SUPPLIED ENTRIES:
━━━━━━━━━━━━━━━━━━━━
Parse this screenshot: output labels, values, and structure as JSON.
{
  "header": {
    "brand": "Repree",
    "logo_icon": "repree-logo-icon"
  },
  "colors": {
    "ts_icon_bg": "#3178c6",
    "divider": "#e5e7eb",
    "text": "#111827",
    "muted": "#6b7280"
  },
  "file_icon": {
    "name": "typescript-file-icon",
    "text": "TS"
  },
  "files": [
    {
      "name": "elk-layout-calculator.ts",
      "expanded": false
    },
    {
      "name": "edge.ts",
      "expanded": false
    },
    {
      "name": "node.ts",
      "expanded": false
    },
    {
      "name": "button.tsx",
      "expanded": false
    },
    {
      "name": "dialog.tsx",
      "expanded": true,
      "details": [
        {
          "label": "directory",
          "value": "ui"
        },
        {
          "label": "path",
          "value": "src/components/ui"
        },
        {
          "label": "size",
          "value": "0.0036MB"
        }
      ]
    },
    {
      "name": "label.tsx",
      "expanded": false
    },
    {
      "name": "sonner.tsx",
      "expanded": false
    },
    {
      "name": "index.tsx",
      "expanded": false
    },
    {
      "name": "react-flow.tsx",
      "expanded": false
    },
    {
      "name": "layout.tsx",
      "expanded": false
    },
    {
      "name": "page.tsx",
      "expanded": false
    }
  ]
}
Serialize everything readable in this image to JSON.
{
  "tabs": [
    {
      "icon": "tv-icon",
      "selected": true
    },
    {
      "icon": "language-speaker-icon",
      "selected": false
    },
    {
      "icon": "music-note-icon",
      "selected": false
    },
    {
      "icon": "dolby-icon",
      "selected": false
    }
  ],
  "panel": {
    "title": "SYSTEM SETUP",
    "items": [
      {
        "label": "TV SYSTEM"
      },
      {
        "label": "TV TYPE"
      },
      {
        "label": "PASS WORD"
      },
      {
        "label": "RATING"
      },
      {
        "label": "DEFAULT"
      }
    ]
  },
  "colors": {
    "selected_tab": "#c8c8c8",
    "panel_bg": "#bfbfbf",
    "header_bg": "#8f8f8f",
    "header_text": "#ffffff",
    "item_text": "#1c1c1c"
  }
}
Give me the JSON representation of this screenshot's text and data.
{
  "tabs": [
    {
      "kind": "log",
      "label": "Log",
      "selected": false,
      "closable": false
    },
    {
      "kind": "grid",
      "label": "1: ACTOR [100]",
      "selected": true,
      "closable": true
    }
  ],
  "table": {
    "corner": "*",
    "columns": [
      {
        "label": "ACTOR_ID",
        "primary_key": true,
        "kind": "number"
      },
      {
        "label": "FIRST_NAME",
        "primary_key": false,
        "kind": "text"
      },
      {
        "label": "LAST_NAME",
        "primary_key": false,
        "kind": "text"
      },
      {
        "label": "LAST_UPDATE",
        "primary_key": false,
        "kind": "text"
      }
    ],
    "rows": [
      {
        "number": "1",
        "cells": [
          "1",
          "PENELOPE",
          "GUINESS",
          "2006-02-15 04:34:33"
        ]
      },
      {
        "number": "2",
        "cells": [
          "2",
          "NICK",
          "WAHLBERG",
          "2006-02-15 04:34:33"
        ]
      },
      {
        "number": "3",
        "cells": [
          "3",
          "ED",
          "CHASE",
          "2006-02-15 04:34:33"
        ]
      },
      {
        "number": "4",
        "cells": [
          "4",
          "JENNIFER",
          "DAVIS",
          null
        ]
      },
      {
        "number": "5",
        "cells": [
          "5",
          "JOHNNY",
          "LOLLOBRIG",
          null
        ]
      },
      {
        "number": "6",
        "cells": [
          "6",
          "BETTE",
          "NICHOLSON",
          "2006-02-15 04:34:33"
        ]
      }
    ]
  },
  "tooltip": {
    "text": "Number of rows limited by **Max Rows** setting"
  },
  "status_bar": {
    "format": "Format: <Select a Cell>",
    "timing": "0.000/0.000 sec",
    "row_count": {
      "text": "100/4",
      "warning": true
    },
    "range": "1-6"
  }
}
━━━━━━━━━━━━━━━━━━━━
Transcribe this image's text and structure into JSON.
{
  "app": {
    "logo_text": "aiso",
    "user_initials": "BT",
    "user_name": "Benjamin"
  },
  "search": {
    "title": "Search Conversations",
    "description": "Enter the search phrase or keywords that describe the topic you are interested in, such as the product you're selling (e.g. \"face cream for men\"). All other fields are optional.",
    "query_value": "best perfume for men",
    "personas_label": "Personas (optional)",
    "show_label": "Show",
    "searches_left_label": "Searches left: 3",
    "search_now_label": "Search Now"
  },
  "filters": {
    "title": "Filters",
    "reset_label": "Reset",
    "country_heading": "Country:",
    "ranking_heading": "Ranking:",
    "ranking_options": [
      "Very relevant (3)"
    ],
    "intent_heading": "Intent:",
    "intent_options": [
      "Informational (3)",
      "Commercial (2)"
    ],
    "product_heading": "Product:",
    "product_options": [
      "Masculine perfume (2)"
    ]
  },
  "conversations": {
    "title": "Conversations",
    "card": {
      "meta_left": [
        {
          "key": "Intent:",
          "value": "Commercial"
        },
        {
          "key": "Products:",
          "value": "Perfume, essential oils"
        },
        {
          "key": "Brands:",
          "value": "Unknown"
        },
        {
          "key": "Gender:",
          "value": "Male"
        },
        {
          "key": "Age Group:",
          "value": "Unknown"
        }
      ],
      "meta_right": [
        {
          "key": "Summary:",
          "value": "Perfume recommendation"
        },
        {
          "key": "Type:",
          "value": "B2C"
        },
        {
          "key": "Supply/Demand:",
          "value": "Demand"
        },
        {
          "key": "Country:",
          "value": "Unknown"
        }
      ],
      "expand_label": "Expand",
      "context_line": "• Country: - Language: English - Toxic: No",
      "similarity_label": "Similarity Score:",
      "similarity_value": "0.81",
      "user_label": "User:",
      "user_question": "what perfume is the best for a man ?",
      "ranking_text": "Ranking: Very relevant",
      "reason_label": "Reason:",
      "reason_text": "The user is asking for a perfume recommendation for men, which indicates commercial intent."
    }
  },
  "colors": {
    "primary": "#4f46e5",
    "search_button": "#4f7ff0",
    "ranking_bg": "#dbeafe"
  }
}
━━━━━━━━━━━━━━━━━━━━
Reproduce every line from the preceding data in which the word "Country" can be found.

EXPECTED ANSWER:
    "country_heading": "Country:",
          "key": "Country:",
      "context_line": "• Country: - Language: English - Toxic: No",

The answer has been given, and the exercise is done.